**ACTION ITEM**:
Pick every line out of the entries below that holds the string "MODBUS", and report them.

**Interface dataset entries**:
⁂

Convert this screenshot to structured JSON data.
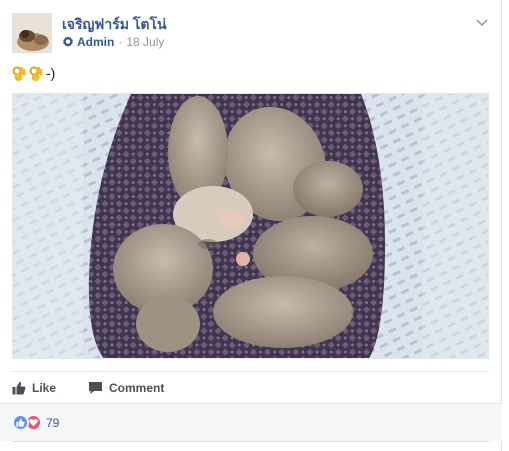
{
  "post": {
    "page_name": "เจริญฟาร์ม โตโน่",
    "role": "Admin",
    "separator": "·",
    "date": "18 July",
    "text_suffix": "-)"
  },
  "actions": {
    "like_label": "Like",
    "comment_label": "Comment"
  },
  "reactions": {
    "count": "79",
    "types": [
      "like",
      "love"
    ]
  },
  "icons": {
    "badge": "admin-badge-icon",
    "menu": "chevron-down-icon",
    "emoji": "ok-hand-emoji-icon",
    "like": "thumbs-up-icon",
    "comment": "comment-icon"
  },
  "colors": {
    "link": "#365899",
    "muted": "#90949c",
    "action_text": "#4b4f56",
    "like_reaction": "#5890ff",
    "love_reaction": "#f25268"
  }
}
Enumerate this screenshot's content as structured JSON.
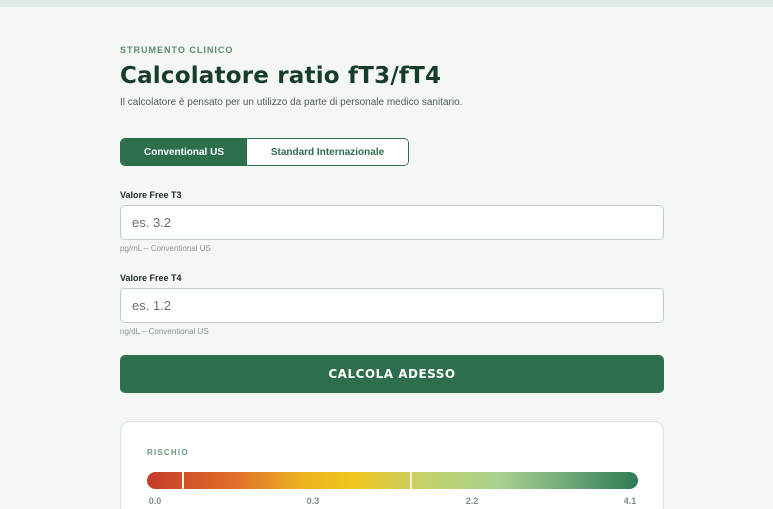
{
  "header": {
    "eyebrow": "STRUMENTO CLINICO",
    "title": "Calcolatore ratio fT3/fT4",
    "subtitle": "Il calcolatore è pensato per un utilizzo da parte di personale medico sanitario."
  },
  "unit_toggle": {
    "options": [
      "Conventional US",
      "Standard Internazionale"
    ],
    "selected": "Conventional US"
  },
  "fields": {
    "ft3": {
      "label": "Valore Free T3",
      "placeholder": "es. 3.2",
      "value": "",
      "hint": "pg/mL – Conventional US"
    },
    "ft4": {
      "label": "Valore Free T4",
      "placeholder": "es. 1.2",
      "value": "",
      "hint": "ng/dL – Conventional US"
    }
  },
  "actions": {
    "calculate_label": "CALCOLA ADESSO"
  },
  "risk": {
    "heading": "RISCHIO",
    "ticks": [
      "0.0",
      "0.3",
      "2.2",
      "4.1"
    ]
  },
  "colors": {
    "accent": "#2d6e4c",
    "background": "#f4f7f4",
    "gradient": [
      "#c43b2b",
      "#e0702a",
      "#f0c61c",
      "#a7d18e",
      "#2f7a52"
    ]
  }
}
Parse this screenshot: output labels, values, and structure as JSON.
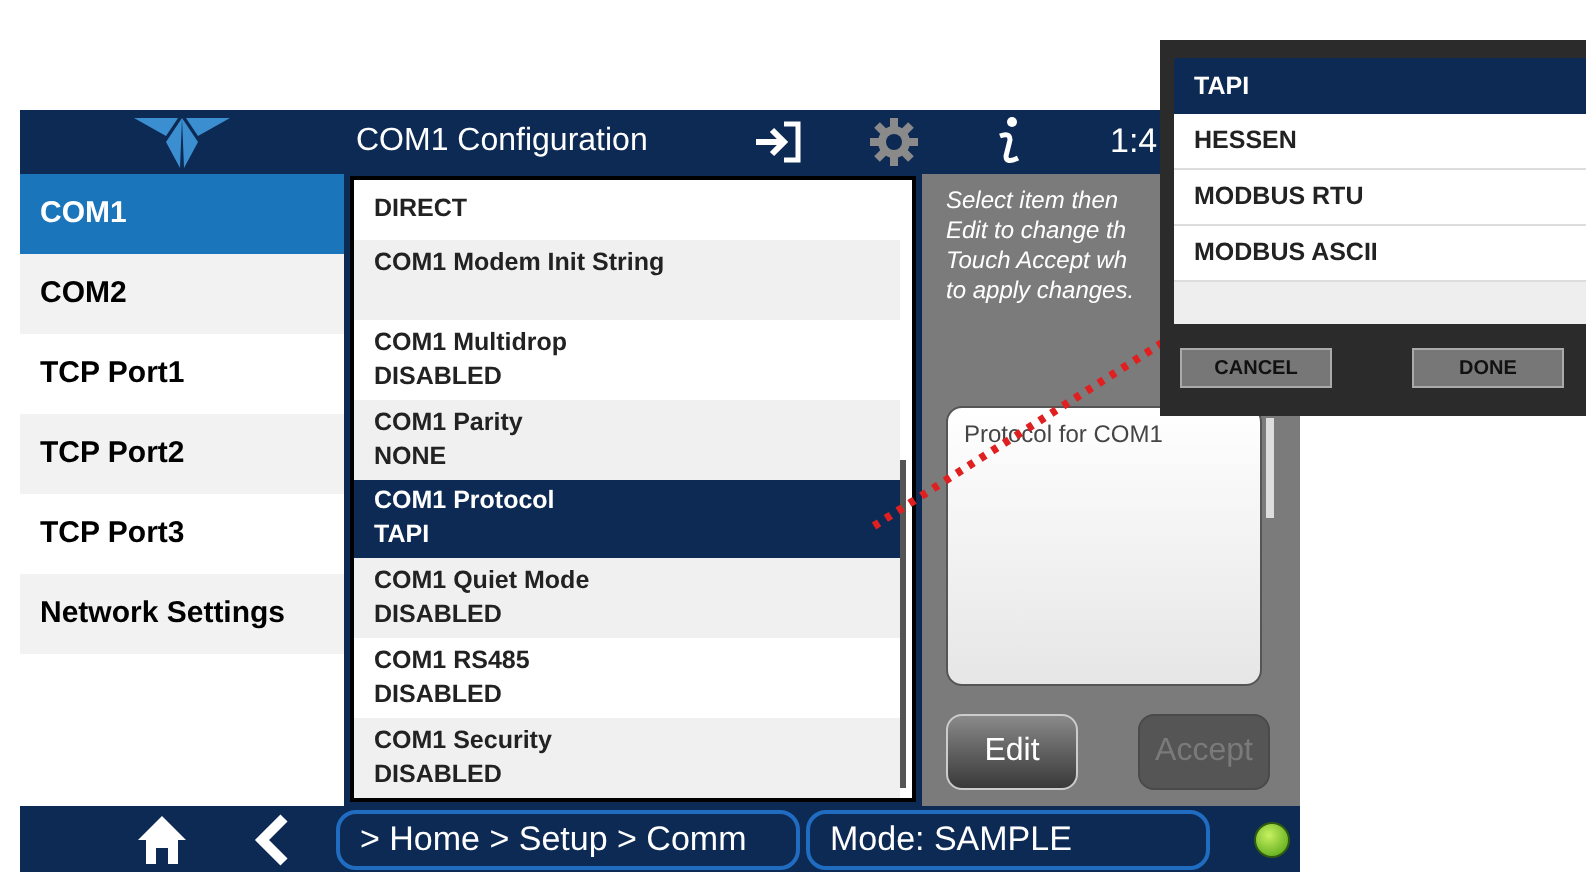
{
  "header": {
    "title": "COM1 Configuration",
    "time": "1:4"
  },
  "sidebar": {
    "items": [
      {
        "label": "COM1",
        "selected": true
      },
      {
        "label": "COM2",
        "selected": false
      },
      {
        "label": "TCP Port1",
        "selected": false
      },
      {
        "label": "TCP Port2",
        "selected": false
      },
      {
        "label": "TCP Port3",
        "selected": false
      },
      {
        "label": "Network Settings",
        "selected": false
      }
    ]
  },
  "settings": [
    {
      "value": "DIRECT",
      "selected": false
    },
    {
      "label": "COM1 Modem Init String",
      "selected": false
    },
    {
      "label": "COM1 Multidrop",
      "value": "DISABLED",
      "selected": false
    },
    {
      "label": "COM1 Parity",
      "value": "NONE",
      "selected": false
    },
    {
      "label": "COM1 Protocol",
      "value": "TAPI",
      "selected": true
    },
    {
      "label": "COM1 Quiet Mode",
      "value": "DISABLED",
      "selected": false
    },
    {
      "label": "COM1 RS485",
      "value": "DISABLED",
      "selected": false
    },
    {
      "label": "COM1 Security",
      "value": "DISABLED",
      "selected": false
    }
  ],
  "instructions": [
    "Select item then",
    "Edit to change th",
    "Touch Accept wh",
    "to apply changes."
  ],
  "description": "Protocol for COM1",
  "buttons": [
    {
      "label": "Edit",
      "disabled": false
    },
    {
      "label": "Accept",
      "disabled": true
    }
  ],
  "status_bar": {
    "breadcrumb": "> Home > Setup > Comm",
    "mode": "Mode: SAMPLE"
  },
  "popup": {
    "options": [
      {
        "label": "TAPI",
        "selected": true
      },
      {
        "label": "HESSEN",
        "selected": false
      },
      {
        "label": "MODBUS RTU",
        "selected": false
      },
      {
        "label": "MODBUS ASCII",
        "selected": false
      }
    ],
    "buttons": [
      "CANCEL",
      "DONE"
    ]
  }
}
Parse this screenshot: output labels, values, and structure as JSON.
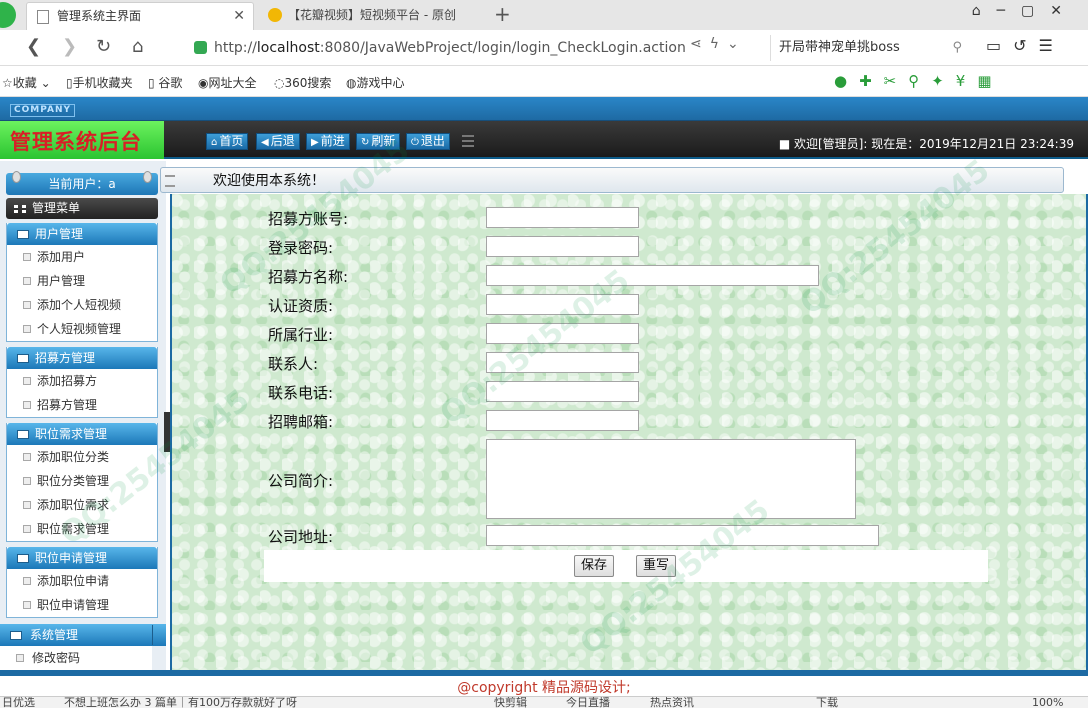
{
  "browser": {
    "tabs": [
      {
        "title": "管理系统主界面",
        "active": true
      },
      {
        "title": "【花瓣视频】短视频平台 - 原创"
      }
    ],
    "url_prefix": "http://",
    "url_host": "localhost",
    "url_rest": ":8080/JavaWebProject/login/login_CheckLogin.action",
    "search_text": "开局带神宠单挑boss",
    "bookmarks": [
      "收藏",
      "手机收藏夹",
      "谷歌",
      "网址大全",
      "360搜索",
      "游戏中心"
    ]
  },
  "header": {
    "company": "COMPANY",
    "brand": "管理系统后台",
    "buttons": [
      "首页",
      "后退",
      "前进",
      "刷新",
      "退出"
    ],
    "welcome": "■ 欢迎[管理员]:  现在是：2019年12月21日 23:24:39"
  },
  "sidebar": {
    "current_user": "当前用户：a",
    "menu_title": "管理菜单",
    "groups": [
      {
        "title": "用户管理",
        "items": [
          "添加用户",
          "用户管理",
          "添加个人短视频",
          "个人短视频管理"
        ]
      },
      {
        "title": "招募方管理",
        "items": [
          "添加招募方",
          "招募方管理"
        ]
      },
      {
        "title": "职位需求管理",
        "items": [
          "添加职位分类",
          "职位分类管理",
          "添加职位需求",
          "职位需求管理"
        ]
      },
      {
        "title": "职位申请管理",
        "items": [
          "添加职位申请",
          "职位申请管理"
        ]
      }
    ],
    "system": {
      "title": "系统管理",
      "items": [
        "修改密码"
      ]
    }
  },
  "main": {
    "title": "欢迎使用本系统！",
    "form": {
      "labels": [
        "招募方账号:",
        "登录密码:",
        "招募方名称:",
        "认证资质:",
        "所属行业:",
        "联系人:",
        "联系电话:",
        "招聘邮箱:",
        "公司简介:",
        "公司地址:"
      ],
      "values": [
        "",
        "",
        "",
        "",
        "",
        "",
        "",
        "",
        "",
        ""
      ],
      "save": "保存",
      "reset": "重写"
    }
  },
  "footer": {
    "copyright": "@copyright 精品源码设计;"
  },
  "statusbar": [
    "日优选",
    "不想上班怎么办 3 篇单｜有100万存款就好了呀",
    "快剪辑",
    "今日直播",
    "热点资讯",
    "下载",
    "100%"
  ],
  "watermark": "QQ:25454045"
}
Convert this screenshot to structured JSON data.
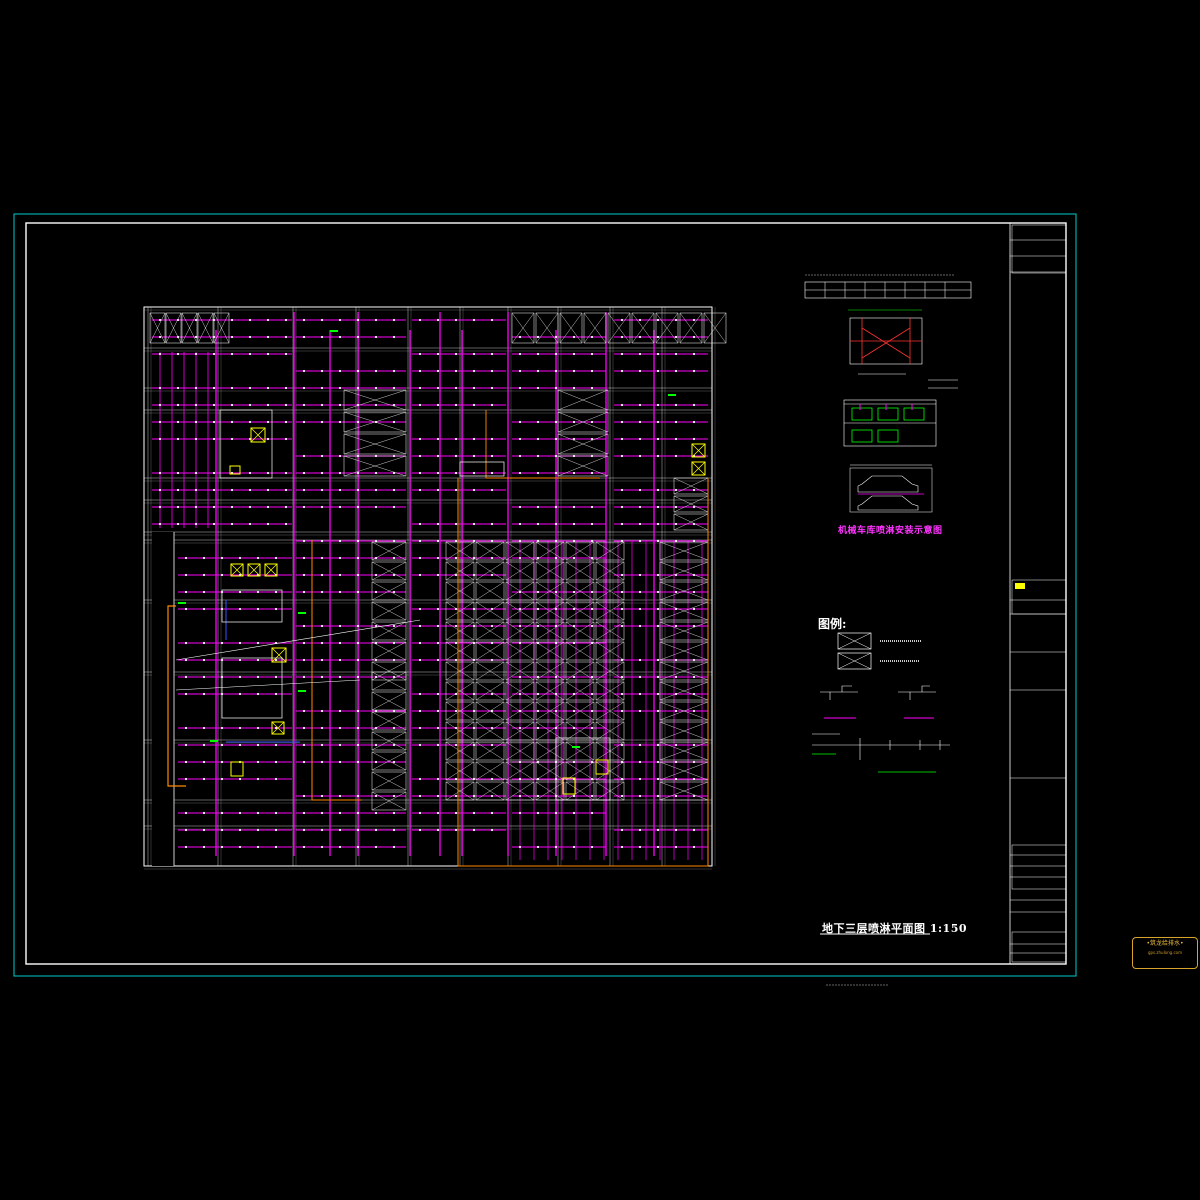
{
  "drawing_title": "地下三层喷淋平面图 1:150",
  "legend_title": "图例:",
  "detail_title": "机械车库喷淋安装示意图",
  "stamp": {
    "line1": "•筑龙给排水•",
    "line2": "gps.zhulong.com"
  },
  "colors": {
    "background": "#000000",
    "frame": "#00cccc",
    "sprinkler_pipe": "#ff00ff",
    "walls": "#ffffff",
    "fire_main": "#ff8800",
    "accent_yellow": "#ffff00",
    "accent_green": "#00ff00"
  }
}
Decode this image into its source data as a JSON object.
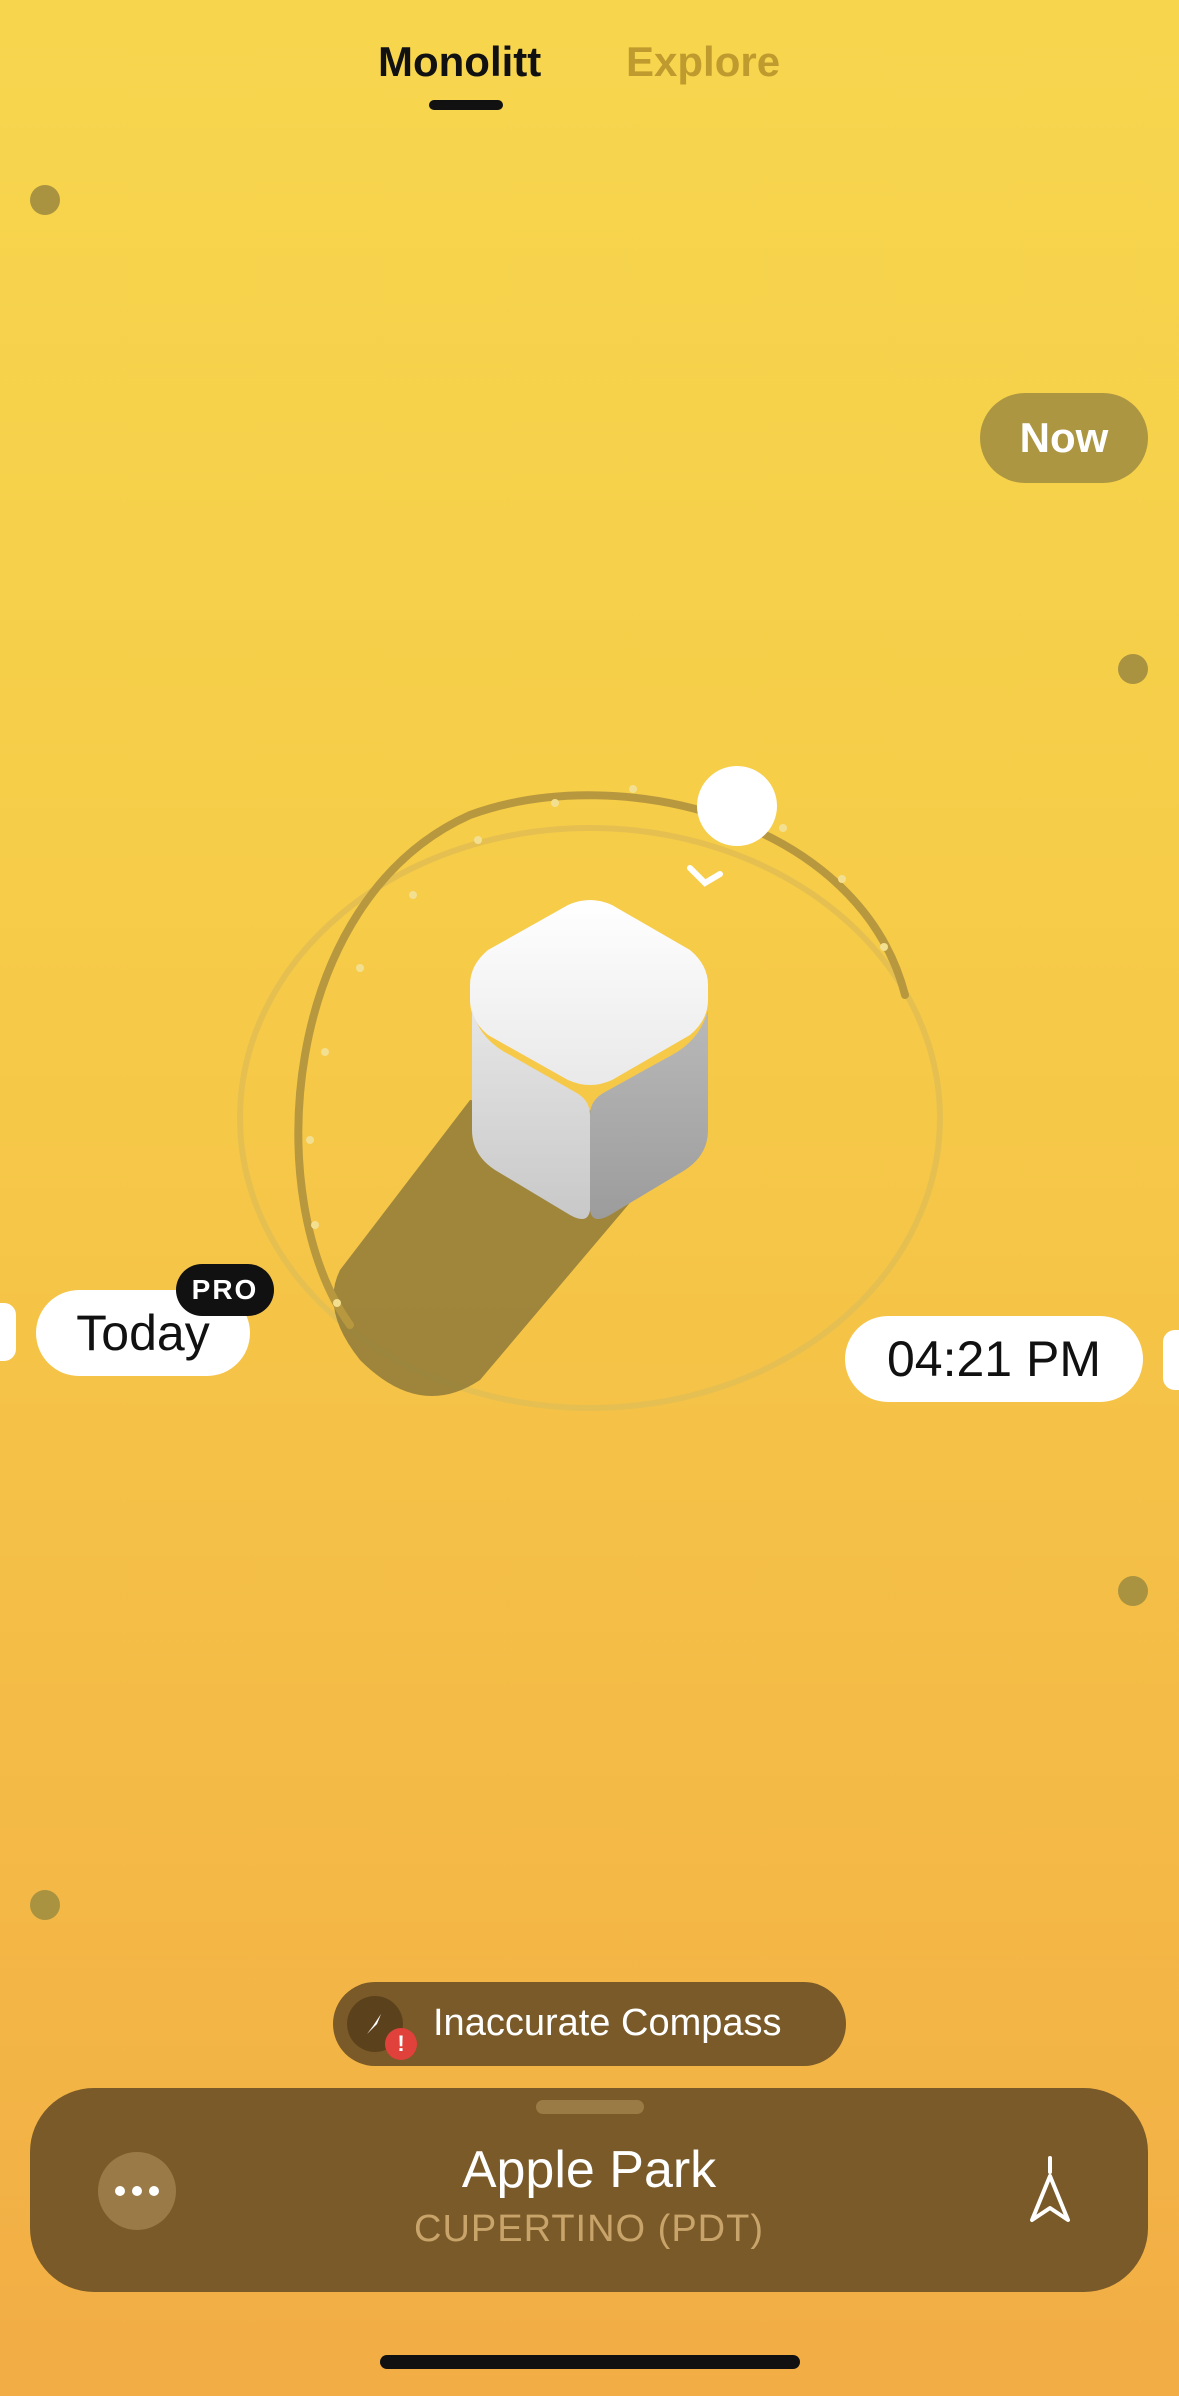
{
  "tabs": {
    "active": "Monolitt",
    "inactive": "Explore"
  },
  "now_label": "Now",
  "today_label": "Today",
  "pro_badge": "PRO",
  "time_label": "04:21 PM",
  "compass_warning": {
    "text": "Inaccurate Compass",
    "alert": "!"
  },
  "location": {
    "name": "Apple Park",
    "subtitle": "CUPERTINO (PDT)"
  },
  "colors": {
    "background_top": "#f7d64e",
    "background_bottom": "#f2ad45",
    "card": "#7a5a28",
    "pill_now": "#ad9642",
    "alert": "#e0413a"
  }
}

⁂

**EXERCISE ANSWER**:
        "label": "MODBUS RTU",
        "label": "MODBUS ASCII",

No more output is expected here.